West Germany was the informal name for the Federal Republic of Germany (German: Bundesrepublik Deutschland, in the period between its formation on 23 May 1949 and German reunification on 3 October 1990. During this Cold War period, the western portion of Germany was part of the Western bloc. The Federal Republic was created during the Allied occupation of Germany after World War II, established from eleven states formed in the three Allied zones of occupation held by the United States, the United Kingdom, and France. Its (provisional) capital was the city of Bonn. The Cold War-era West Germany is unofficially historically designated the Bonn Republic.
At the onset of the Cold War, Europe was divided among the Western and Eastern blocs. Germany was de facto divided into two countries and two special territories, the Saarland and a divided Berlin. Initially, the Federal Republic of Germany claimed an exclusive mandate for all of Germany, considering itself to be the sole democratically reorganized continuation of the 1871–1945 German Reich. It took the line that the German Democratic Republic (GDR) was an illegally constituted puppet state. Though the GDR did hold regular elections, these were neither free nor fair. From the West German perspective, the GDR was therefore illegitimate. Three southwestern states of West Germany merged to form Baden-Württemberg in 1952, and the Saarland joined the Federal Republic of Germany in 1957. In addition to the resulting ten states, West Berlin was considered an unofficial de facto eleventh state. While legally not part of the Federal Republic of Germany, as Berlin was under the control of the Allied Control Council, West Berlin politically aligned itself with West Germany and was represented in its federal institutions.
The foundation for the influential position held by Germany today was laid during the Wirtschaftswunder (Economic Miracle) of the 1950s when West Germany rose from the enormous destruction wrought by World War II to become the world’s third-largest economy. The first chancellor Konrad Adenauer, who remained in office until 1963, had worked for a full alignment with NATO rather than neutrality. He not only secured a membership in NATO but was also a proponent of agreements which developed into the present-day European Union. When the G6 was established in 1975, there was no question as to whether the Federal Republic of Germany would become a member.
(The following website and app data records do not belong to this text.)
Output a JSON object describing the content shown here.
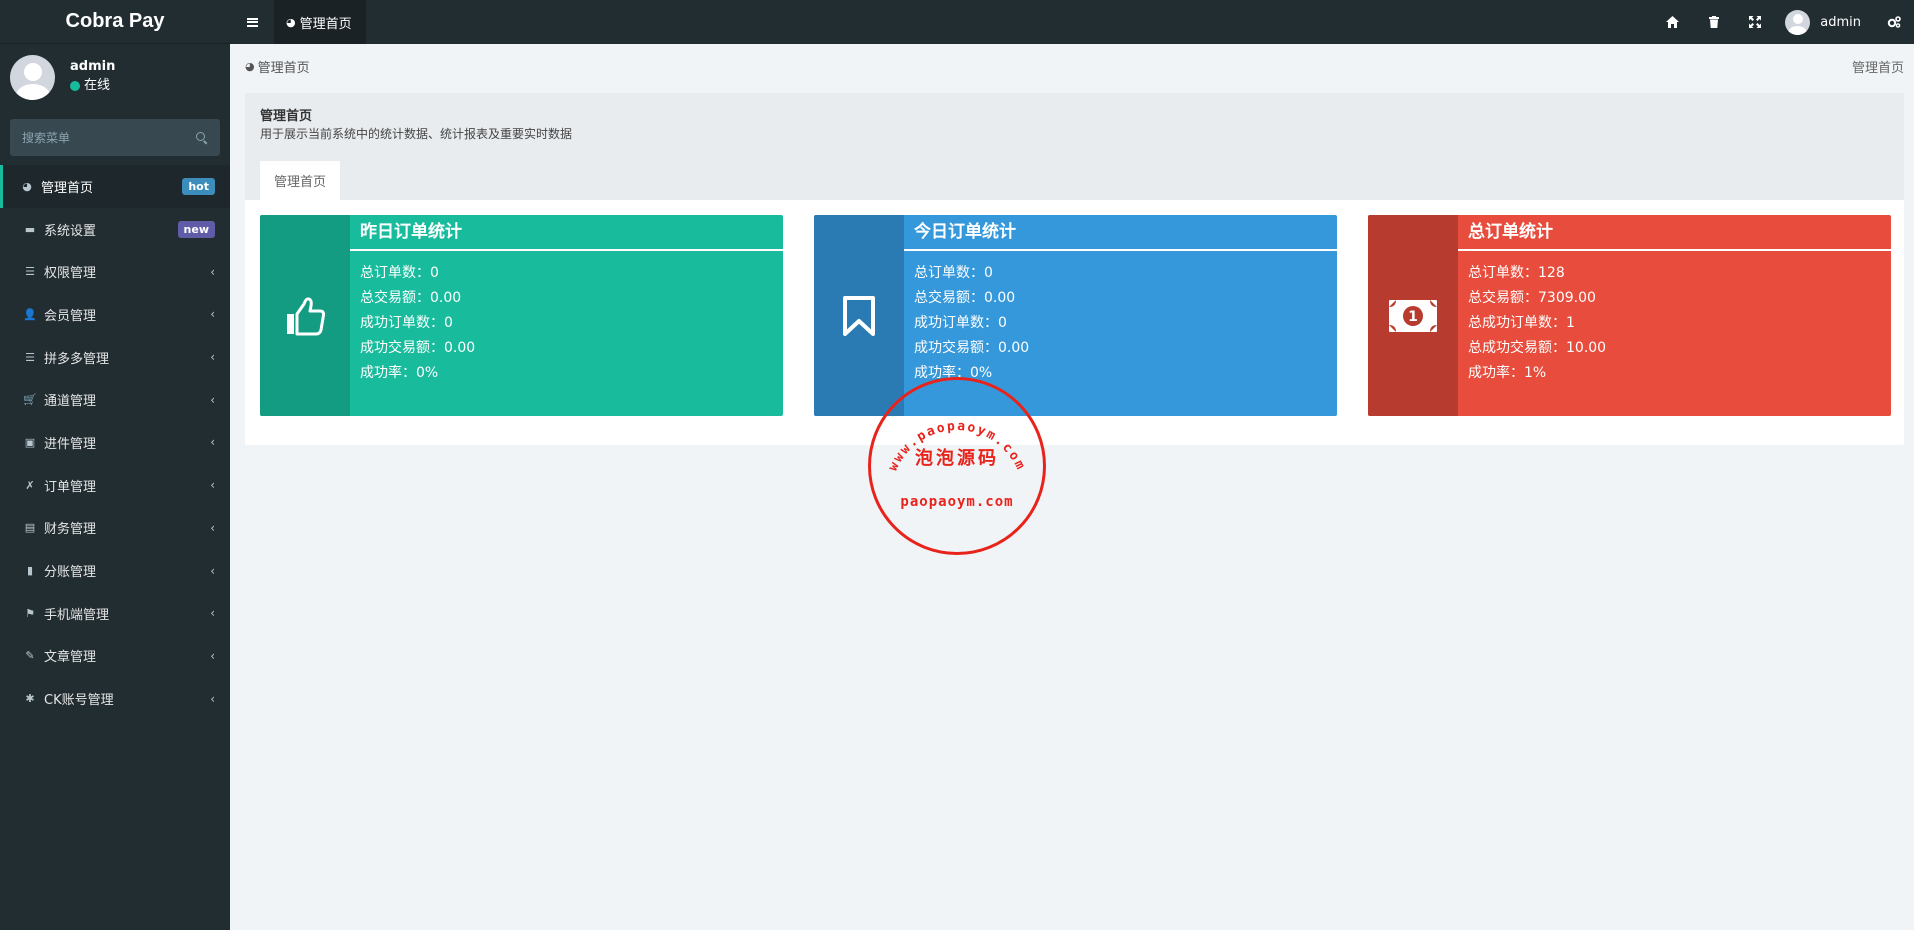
{
  "app": {
    "title": "Cobra Pay"
  },
  "user": {
    "name": "admin",
    "status": "在线"
  },
  "search": {
    "placeholder": "搜索菜单"
  },
  "menu": [
    {
      "label": "管理首页",
      "icon": "dashboard-icon",
      "glyph": "◕",
      "badge": "hot",
      "active": true
    },
    {
      "label": "系统设置",
      "icon": "folder-icon",
      "glyph": "▬",
      "badge": "new"
    },
    {
      "label": "权限管理",
      "icon": "list-icon",
      "glyph": "☰",
      "arrow": "‹"
    },
    {
      "label": "会员管理",
      "icon": "user-add-icon",
      "glyph": "👤",
      "arrow": "‹"
    },
    {
      "label": "拼多多管理",
      "icon": "list-icon",
      "glyph": "☰",
      "arrow": "‹"
    },
    {
      "label": "通道管理",
      "icon": "cart-icon",
      "glyph": "🛒",
      "arrow": "‹"
    },
    {
      "label": "进件管理",
      "icon": "money-icon",
      "glyph": "▣",
      "arrow": "‹"
    },
    {
      "label": "订单管理",
      "icon": "order-icon",
      "glyph": "✗",
      "arrow": "‹"
    },
    {
      "label": "财务管理",
      "icon": "finance-icon",
      "glyph": "▤",
      "arrow": "‹"
    },
    {
      "label": "分账管理",
      "icon": "book-icon",
      "glyph": "▮",
      "arrow": "‹"
    },
    {
      "label": "手机端管理",
      "icon": "flag-icon",
      "glyph": "⚑",
      "arrow": "‹"
    },
    {
      "label": "文章管理",
      "icon": "brush-icon",
      "glyph": "✎",
      "arrow": "‹"
    },
    {
      "label": "CK账号管理",
      "icon": "bug-icon",
      "glyph": "✱",
      "arrow": "‹"
    }
  ],
  "header": {
    "tab_label": "管理首页",
    "username": "admin"
  },
  "breadcrumb": {
    "left": "管理首页",
    "right": "管理首页"
  },
  "panel": {
    "title": "管理首页",
    "description": "用于展示当前系统中的统计数据、统计报表及重要实时数据",
    "tab": "管理首页"
  },
  "cards": {
    "yesterday": {
      "title": "昨日订单统计",
      "lines": [
        "总订单数：0",
        "总交易额：0.00",
        "成功订单数：0",
        "成功交易额：0.00",
        "成功率：0%"
      ]
    },
    "today": {
      "title": "今日订单统计",
      "lines": [
        "总订单数：0",
        "总交易额：0.00",
        "成功订单数：0",
        "成功交易额：0.00",
        "成功率：0%"
      ]
    },
    "total": {
      "title": "总订单统计",
      "lines": [
        "总订单数：128",
        "总交易额：7309.00",
        "总成功订单数：1",
        "总成功交易额：10.00",
        "成功率：1%"
      ]
    }
  },
  "stamp": {
    "arc": "www.paopaoym.com",
    "center": "泡泡源码",
    "bottom": "paopaoym.com"
  },
  "colors": {
    "green": "#18bc9c",
    "blue": "#3498db",
    "red": "#e74c3c",
    "sidebar": "#222d32"
  }
}
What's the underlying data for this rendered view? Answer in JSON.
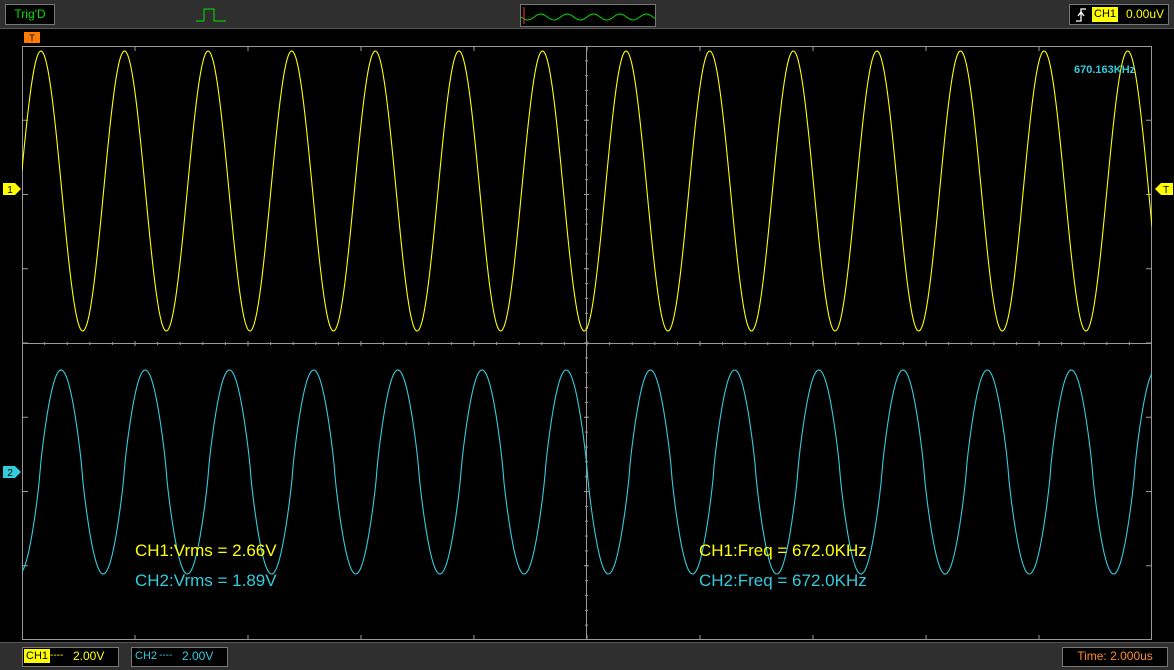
{
  "topbar": {
    "trigger_status": "Trig'D",
    "trigger_source": "CH1",
    "trigger_level": "0.00uV"
  },
  "markers": {
    "time_position": "T",
    "ch1": "1",
    "ch2": "2",
    "trigger_level": "T"
  },
  "frequency_readout": "670.163KHz",
  "measurements": {
    "ch1_vrms": "CH1:Vrms = 2.66V",
    "ch2_vrms": "CH2:Vrms = 1.89V",
    "ch1_freq": "CH1:Freq = 672.0KHz",
    "ch2_freq": "CH2:Freq = 672.0KHz"
  },
  "bottombar": {
    "ch1_label": "CH1",
    "ch1_coupling": "----",
    "ch1_scale": "2.00V",
    "ch2_label": "CH2",
    "ch2_coupling": "----",
    "ch2_scale": "2.00V",
    "timebase": "Time: 2.000us"
  },
  "colors": {
    "ch1": "#ffff00",
    "ch2": "#33ccdd",
    "timebase": "#ff8a2a",
    "status_ok": "#00e000",
    "marker_orange": "#ff7a00"
  }
}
Following the collapse of communism in Central and Eastern Europe in 1989, symbolized by the opening of the Berlin Wall, there was a rapid move towards German reunification. East Germany voted to dissolve itself and accede to the Federal Republic in 1990. Its five post-war states (Länder) were reconstituted along with the reunited Berlin, which ended its special status and formed an additional Land. They formally joined the Federal Republic on 3 October 1990, raising the number of states from ten to sixteen, ending the division of Germany. The reunion did not result in a new country; instead, the process was essentially a voluntary act of accession, whereby West Germany was enlarged to include the additional states of East Germany, which had ceased to exist. The expanded Federal Republic retained West Germany’s political culture and continued its existing memberships in international organizations, as well as its Western foreign policy alignment and affiliation to Western alliances like UN, NATO, OECD, and the European Union.